|Location Map ( geo)|
|Distance:||12.1 miles (19.5 km)|
|Meets:||A610, A6002, B6009, B6010, A608, B6018, B6016, A38, B6019|
|Former Number(s):||A610, A613|
|Route outline (key)|
The B600 is a medium-length B-road in the East Midlands.
The road starts at the Nuthall island off M1 junction 26, with the A610 and A6002. The first section of this approaches Nuthall itself, and used to be the A610 before the bypass was built. A TOTSO on the B600 results just after it crosses under the M1, the old A610, now unclassified, continues through Nuthall and on to Kimberley and Eastwood. This was always the starting point of the old A613, as the M1 pre-dates the A610 bypass - junction 26 was originally a spur to the A610.
Skirting Nuthall to the north we enter Watnall, shortly after which the B6009 leaves towards Hucknall. The B600 passes through small villages like Greasley and then Moorgreen, where it meets the B6010 to Eastwood. Now more rural, it twists past Moorgreen reservoir, running across the dam, and on towards Underwood and the A608. The two roads multiplex for a while; given the current situation it is surprising that the junction priorities favour the B600 - the A608 has to give way to the B600 at both junctions. However, when you consider the B600 is the former A613 it becomes more logical, plus the trajectories of the junctions are both quite acute.
Leaving Underwood on the second A608 TOTSO, the B600 heads through Bagthorpe and at Selston turns sharply left and ends its paralleling of the M1. Now heading westwards, the road shortly crosses the county boundary into Derbyshire (at Pye Bridge) and enters Somercotes. The road steers gradually to the north and then crosses the current A38 at a grade-separated interchange before entering Alfreton, where it ends at a mini-roundabout on the B6019 a short distance east of the A61.

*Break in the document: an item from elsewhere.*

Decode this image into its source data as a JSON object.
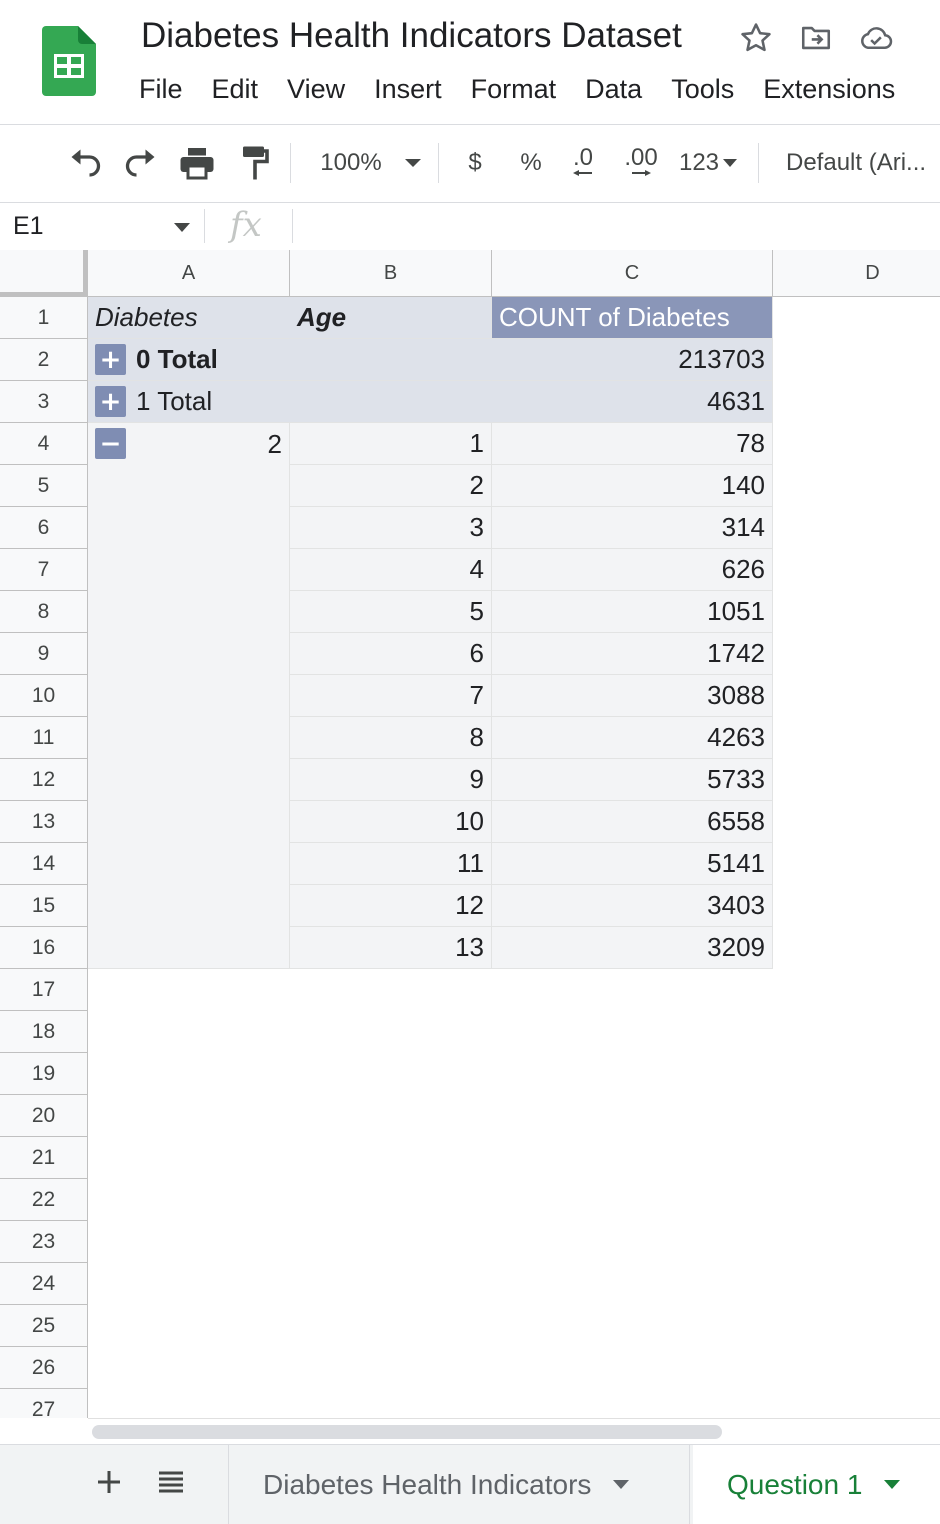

With the exception of the short section east of the centre of Nuthall which was the original route of the A610 all of the above was numbered A613 in 1922 and was an important route northwest of Nottingham. However, the construction of the M1 in the 1960s provided a much faster route on this corridor, so the road was given the B600 number around 1971.
This was, as far as is known, the first use of the B600 number, a fact that is due to an interesting anomaly in the English road-numbering system. In the other 5 zones, all numbers between Bx00 and Bx49 were originally allocated to the County of London (although in no cases were all 50 numbers used); however, the 6 zone did not reach central London, going no further south than Chipping Barnet, on the Middlesex/Hertfordshire border, so no numbers lower than the B650 were originally allocated. The legacy of this can be seen today, with few of these numbers ever having been used.
Original Author(s): Forest Chav